A study that linked a childhood vaccine to autism was withdrawn by the medical journal Lancet and more recently in January 2011 the study was declared fradulent.
The 1998 study by Andrew Wakefield that linked a childhood vaccine to autism was withdrawn by the medical journal Lancet. Although the study was withdrawn, the controversy continued over the years. As a result of Andrew Wakefield's study, many parents feared that the vaccine preventing their child from specific childhood diseases - measles, mumps, and rubella - caused autism.
More recently, in January 2011, the British journalist, Brian Deer found that Andrew Wakefield's study was based on falsified data.
The implications of this falsified data are far reaching. First, precious funds have been used over the years to determine whether Andrew Wakefield's study was accurate and if the MMR (measles, mumps, rubella) vaccine is associated with an increase in autism. These funds could have been more appropriately allocated to finding a cure for autism.
Second, a significant number of parents decided not to vaccinate their children, because they feared that administering vaccines for childhood diseases would cause their children to develop autism.
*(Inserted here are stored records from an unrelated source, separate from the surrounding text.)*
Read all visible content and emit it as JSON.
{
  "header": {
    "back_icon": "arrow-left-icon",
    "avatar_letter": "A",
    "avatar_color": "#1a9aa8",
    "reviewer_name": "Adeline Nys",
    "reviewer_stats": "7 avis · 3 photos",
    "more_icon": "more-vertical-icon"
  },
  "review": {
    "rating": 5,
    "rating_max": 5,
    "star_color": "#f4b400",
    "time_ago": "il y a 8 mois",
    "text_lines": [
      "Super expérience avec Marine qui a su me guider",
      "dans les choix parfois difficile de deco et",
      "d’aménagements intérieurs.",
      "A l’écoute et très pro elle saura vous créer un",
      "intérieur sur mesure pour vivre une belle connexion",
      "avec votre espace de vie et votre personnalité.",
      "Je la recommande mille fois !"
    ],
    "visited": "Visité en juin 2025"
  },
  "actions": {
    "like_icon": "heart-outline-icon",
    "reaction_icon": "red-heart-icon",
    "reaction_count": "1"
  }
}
As a direct result of withholding vaccinations, as a society we are seeing an increase in childhood diseases.
As parents, it's vital that we seriously consider information on childhood vaccinations from experts in the field of medicine so we can make informed decisions about our children's medical care.
The Centers for Disease Control and Prevention has issued recommendations and guidelines for childhood and adolescent vaccinations.
The American Academy of Pediatrics recommends the book Immunizations and Infectious Diseases: An Informed Parent's Guide edited by Margaret C. Fisher, MD, FAAP. Immunizations and Infectious Diseases is written for parents and offers information about vaccinations, safety, and the importance of vaccinations. For ordering information click here.